The BBC said it would be making more "substantial pay cuts" for some male presenters - as a boss at the corporation appeared to defend high earnings for its entertainment stars.
A review has found "no evidence of gender bias in pay decision-making" at the BBC.
BBC Women criticised the on-air review, saying it had been "focused on news and news-related areas, therefore excluding some high-earners".
As part of its five-point plan, the BBC said there would be more "substantial pay cuts for some men and pay rises for some men and women", and a new pay framework.
But newly-appointed director of news and current affairs Fran Unsworth appeared to defend the salaries of top earners from entertainment and sports, such as Graham Norton, Gary Lineker and Chris Evans.
Evans is paid around £2.2 million and Lineker around £1.7 million.
Unsworth told BBC News: "Well, I think it's the point ... that these really are operating in different markets.

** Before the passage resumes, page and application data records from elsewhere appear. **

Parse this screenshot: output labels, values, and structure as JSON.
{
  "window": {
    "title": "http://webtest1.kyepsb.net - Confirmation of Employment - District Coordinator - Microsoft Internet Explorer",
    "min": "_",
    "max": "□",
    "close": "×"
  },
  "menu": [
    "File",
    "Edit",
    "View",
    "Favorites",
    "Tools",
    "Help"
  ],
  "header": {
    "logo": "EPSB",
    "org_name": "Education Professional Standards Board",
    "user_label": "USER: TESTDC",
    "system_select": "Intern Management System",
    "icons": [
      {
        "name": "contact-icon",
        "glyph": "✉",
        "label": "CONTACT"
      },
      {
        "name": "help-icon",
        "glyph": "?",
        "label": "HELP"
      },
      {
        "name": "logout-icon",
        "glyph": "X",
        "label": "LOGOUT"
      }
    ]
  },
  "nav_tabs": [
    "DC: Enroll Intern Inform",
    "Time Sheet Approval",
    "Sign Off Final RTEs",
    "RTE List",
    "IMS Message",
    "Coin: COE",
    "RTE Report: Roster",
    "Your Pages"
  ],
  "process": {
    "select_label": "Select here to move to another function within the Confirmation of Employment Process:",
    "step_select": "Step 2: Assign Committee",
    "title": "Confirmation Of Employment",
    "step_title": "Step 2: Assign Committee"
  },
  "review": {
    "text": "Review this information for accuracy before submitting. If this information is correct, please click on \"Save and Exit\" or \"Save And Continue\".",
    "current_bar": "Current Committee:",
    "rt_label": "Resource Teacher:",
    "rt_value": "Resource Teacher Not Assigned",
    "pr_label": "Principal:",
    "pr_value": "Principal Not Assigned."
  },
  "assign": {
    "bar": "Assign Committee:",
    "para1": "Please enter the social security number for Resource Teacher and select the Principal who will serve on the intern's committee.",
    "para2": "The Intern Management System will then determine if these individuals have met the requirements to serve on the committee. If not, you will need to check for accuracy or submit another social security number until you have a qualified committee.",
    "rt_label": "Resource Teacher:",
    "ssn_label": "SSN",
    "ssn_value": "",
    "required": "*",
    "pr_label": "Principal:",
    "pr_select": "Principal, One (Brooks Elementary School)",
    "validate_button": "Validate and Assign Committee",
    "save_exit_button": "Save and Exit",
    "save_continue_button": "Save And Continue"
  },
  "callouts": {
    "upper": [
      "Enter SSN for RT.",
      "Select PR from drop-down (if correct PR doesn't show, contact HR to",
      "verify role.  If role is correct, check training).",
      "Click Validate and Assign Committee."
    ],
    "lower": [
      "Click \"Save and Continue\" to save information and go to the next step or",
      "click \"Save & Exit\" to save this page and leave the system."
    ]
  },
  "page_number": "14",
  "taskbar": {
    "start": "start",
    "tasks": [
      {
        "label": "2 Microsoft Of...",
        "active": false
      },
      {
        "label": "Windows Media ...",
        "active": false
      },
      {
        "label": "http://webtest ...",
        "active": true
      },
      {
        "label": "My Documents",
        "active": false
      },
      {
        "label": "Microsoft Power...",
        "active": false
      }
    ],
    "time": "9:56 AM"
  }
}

"Entertainment is a much more competitive market than news is, and has become increasingly competitive.
"And if we want to stay relevant ... if we want to be popular, which we do, we take the licence fee from everybody, so we have a duty to make sure everybody gets something out of it, then we are going to have to employ the best people..."
She said of Radio 2, the home of DJ Evans: "It's the most listened-to radio station in Britain and they are operating within that market."
The review, carried out by PricewaterhouseCoopers, said there was a "lack of clarity and openness about the basis for pay decisions" at the broadcaster.
But it found "no evidence of gender bias in pay decision-making".
It found that presenters of flagship news programmes, including the Six and Ten o'clock news bulletins and Today on Radio 4 have, have a 9% gender pay gap.
But in the next category of news presenters, working in TV specialist news, news-related magazine programmes on radio, and high-profile radio rolling news, there is a 20% pay gap between men and women.
BBC Women, which includes presenters such as Jane Garvey, Mishal Husain and Victoria Derbyshire, criticised the on-air review.
"The on-air review should not be confused with an equal pay audit of all the BBC's presenters, on-air editors and correspondents," they said in a statement.
"It has been focused on news and news-related areas, therefore excluding some high-earners.
"There's been no transparency on which individuals were included or why."
They added: "We hope today's commitment from the director-general to put equality at the heart of what the BBC stands for results in swift and meaningful change for women in all roles and at all levels at the organisation."
The BBC said that "for the 168 people appearing on our highest-profile output the range of pay is much too wide" while "the pay at the top is too high and, at the very top of the range, there are more men than women".
But of the BBC staff who are on-air presenters, editors and correspondents in news and news-related areas, the review cited a 6.8% gender pay gap, lower than the 9.3% BBC average.
The BBC, which has been criticised for a lack of transparency in the past, vowed to become "the most transparent organisation when it comes to pay, saying that "everyone will be able to see the pay range for virtually every job in the BBC".
It will "do more to explain the pay of each presenter paid over £150,000" and
review the progression of women in the BBC.
It said it will "accelerate progress towards equal representation of men and women at all levels on-air, and also towards closing the gender pay gap by 2020."
"Through the year, we will continue to make changes to our on-air line-ups at a faster rate," it said.
It blamed many of the difficulties on a "complex and bureaucratic system" created by too many job titles - more than 5,000 different titles and job descriptions.
Since July, around 230 individual cases have been raised at the BBC by men and women.
The broadcaster said that it has "addressed close to half of them and are working through the rest with the people concerned".
While publishing today's review, BBC director-general Tony Hall said: "The BBC believes in equality. No-one should be paid differently because of their gender."
He added: "Today's report does not find evidence of gender bias in decision-making, but it shows that we have real and important issues to tackle, particularly in some areas of news and current affairs, and I'm determined to get it right."
The BBC's China editor, Carrie Gracie, resigned from her role in protest at inequalities.
Broadcasters John Humphrys, Huw Edwards, Nicky Campbell, Jon Sopel, Nick Robinson and Jeremy Vine reduced their salaries.
The BBC has proposed a £320,000 cap on its news presenters' salaries after an outcry over gender pay inequality, according to BBC News.